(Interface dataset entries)

________

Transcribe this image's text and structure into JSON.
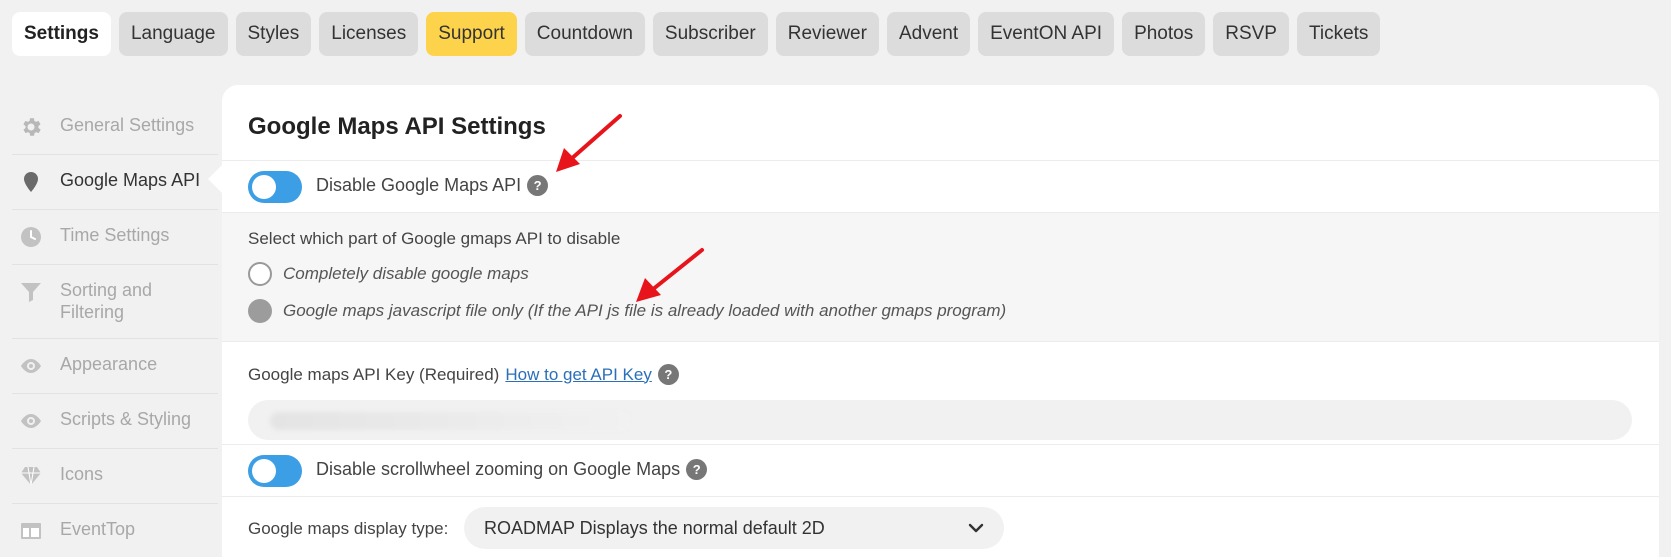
{
  "tabs": [
    {
      "label": "Settings",
      "state": "active"
    },
    {
      "label": "Language"
    },
    {
      "label": "Styles"
    },
    {
      "label": "Licenses"
    },
    {
      "label": "Support",
      "state": "highlight"
    },
    {
      "label": "Countdown"
    },
    {
      "label": "Subscriber"
    },
    {
      "label": "Reviewer"
    },
    {
      "label": "Advent"
    },
    {
      "label": "EventON API"
    },
    {
      "label": "Photos"
    },
    {
      "label": "RSVP"
    },
    {
      "label": "Tickets"
    }
  ],
  "sidebar": {
    "items": [
      {
        "label": "General Settings",
        "icon": "gear-icon"
      },
      {
        "label": "Google Maps API",
        "icon": "map-pin-icon",
        "active": true
      },
      {
        "label": "Time Settings",
        "icon": "clock-icon"
      },
      {
        "label": "Sorting and Filtering",
        "icon": "filter-icon"
      },
      {
        "label": "Appearance",
        "icon": "eye-icon"
      },
      {
        "label": "Scripts & Styling",
        "icon": "eye-icon"
      },
      {
        "label": "Icons",
        "icon": "diamond-icon"
      },
      {
        "label": "EventTop",
        "icon": "layout-icon"
      }
    ]
  },
  "panel": {
    "title": "Google Maps API Settings",
    "disable_api": {
      "label": "Disable Google Maps API",
      "help": "?",
      "enabled": true
    },
    "disable_part": {
      "label": "Select which part of Google gmaps API to disable",
      "options": [
        {
          "label": "Completely disable google maps",
          "checked": false
        },
        {
          "label": "Google maps javascript file only (If the API js file is already loaded with another gmaps program)",
          "checked": true
        }
      ]
    },
    "api_key": {
      "label": "Google maps API Key (Required)",
      "link": "How to get API Key",
      "help": "?",
      "value": ""
    },
    "scrollwheel": {
      "label": "Disable scrollwheel zooming on Google Maps",
      "help": "?",
      "enabled": true
    },
    "display_type": {
      "label": "Google maps display type:",
      "selected": "ROADMAP Displays the normal default 2D"
    }
  },
  "colors": {
    "toggle_on": "#3c9ee5",
    "support_tab": "#fdd34c",
    "annotation_arrow": "#e8141b",
    "link": "#2a6fb8"
  }
}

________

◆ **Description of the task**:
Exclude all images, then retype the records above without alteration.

◆ **Expected output**:
Transcribe this image's text and structure into JSON.
{
  "tabs": [
    {
      "label": "Settings",
      "state": "active"
    },
    {
      "label": "Language"
    },
    {
      "label": "Styles"
    },
    {
      "label": "Licenses"
    },
    {
      "label": "Support",
      "state": "highlight"
    },
    {
      "label": "Countdown"
    },
    {
      "label": "Subscriber"
    },
    {
      "label": "Reviewer"
    },
    {
      "label": "Advent"
    },
    {
      "label": "EventON API"
    },
    {
      "label": "Photos"
    },
    {
      "label": "RSVP"
    },
    {
      "label": "Tickets"
    }
  ],
  "sidebar": {
    "items": [
      {
        "label": "General Settings",
        "icon": "gear-icon"
      },
      {
        "label": "Google Maps API",
        "icon": "map-pin-icon",
        "active": true
      },
      {
        "label": "Time Settings",
        "icon": "clock-icon"
      },
      {
        "label": "Sorting and Filtering",
        "icon": "filter-icon"
      },
      {
        "label": "Appearance",
        "icon": "eye-icon"
      },
      {
        "label": "Scripts & Styling",
        "icon": "eye-icon"
      },
      {
        "label": "Icons",
        "icon": "diamond-icon"
      },
      {
        "label": "EventTop",
        "icon": "layout-icon"
      }
    ]
  },
  "panel": {
    "title": "Google Maps API Settings",
    "disable_api": {
      "label": "Disable Google Maps API",
      "help": "?",
      "enabled": true
    },
    "disable_part": {
      "label": "Select which part of Google gmaps API to disable",
      "options": [
        {
          "label": "Completely disable google maps",
          "checked": false
        },
        {
          "label": "Google maps javascript file only (If the API js file is already loaded with another gmaps program)",
          "checked": true
        }
      ]
    },
    "api_key": {
      "label": "Google maps API Key (Required)",
      "link": "How to get API Key",
      "help": "?",
      "value": ""
    },
    "scrollwheel": {
      "label": "Disable scrollwheel zooming on Google Maps",
      "help": "?",
      "enabled": true
    },
    "display_type": {
      "label": "Google maps display type:",
      "selected": "ROADMAP Displays the normal default 2D"
    }
  },
  "colors": {
    "toggle_on": "#3c9ee5",
    "support_tab": "#fdd34c",
    "annotation_arrow": "#e8141b",
    "link": "#2a6fb8"
  }
}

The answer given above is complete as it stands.